Pig-ease: Using environmental control to help pigs adapt and grow
Environmental control in pig housing is important for animal growth and health. Modern farms have computer-controlled systems that are adjusted automatically to optimize the environment depending on the stage of growth or reproduction, based on ideal temperature curves established from research and models. For example, for growing pigs, temperature needs to decrease by set amounts as they increase in body weight. However, it is important to ensure the correct growth curve is selected in any automated system to account for breed, age and health of the animals.
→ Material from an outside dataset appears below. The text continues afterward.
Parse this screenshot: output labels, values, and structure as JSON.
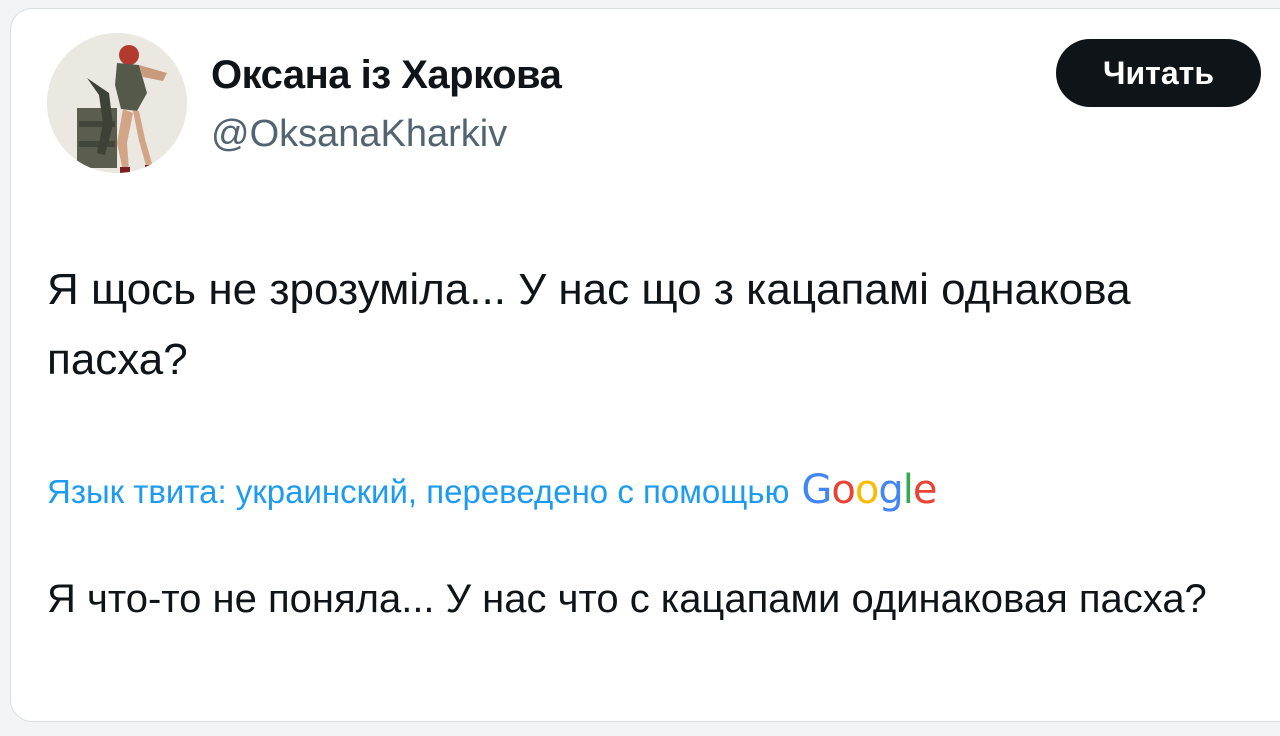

When animals have been moved to new housing, perhaps following weaning, it may take several days for them to adjust to their surroundings and the new supply of water and feed, and feed intake may drop during this time. The environmental temperature will need to be held at a higher level, compared to their weaning shed, until they have adapted suitably and resumed consumption and growth. Therefore, although computer-controlled systems are very useful, management by personnel and suitable reactions regarding changes in the regulation of temperature are still key to ensuring the growth and health of the pigs.
Relative humidity (RH) is defined as the ratio of air-water vapor at a specific temperature compared to the maximum amount of water vapour the air could hold, expressed as a percentage. Under normal, ambient temperatures, pigs can tolerate wide ranges of RH, although RH is still used to assess air quality in housing, and RH should be maintained between 60 percent and 90 percent. Nasal mucosa can be severely reduced in very dry housing conditions (low RH), leading to an increased risk of developing health problems from airborne pathogens, particularly those of the respiratory tract. Conversely, in wet conditions with higher RH, pathogens present in water droplets increase exposure to disease.
For nursery pigs, high RH can be a problem when the ambient air temperature is low, as automated ventilation systems reduce the amount of fresh air circulating within the house, allowing RH to increase to problematic levels. Under these conditions, an increase in respiratory disease can occur, which may affect the health and growth of the pigs. Intervention by management personnel is required under these conditions to ensure ventilation rates are maintained. Additional space heaters can be used to get the house up to temperature before moving the piglets.
In modern housing systems, both temperature and RH can be controlled automatically via sensors. However, care is needed with these, as they can become damaged during clean out and power washing. Their accuracy should be verified on a regular basis using handheld and empirical devices.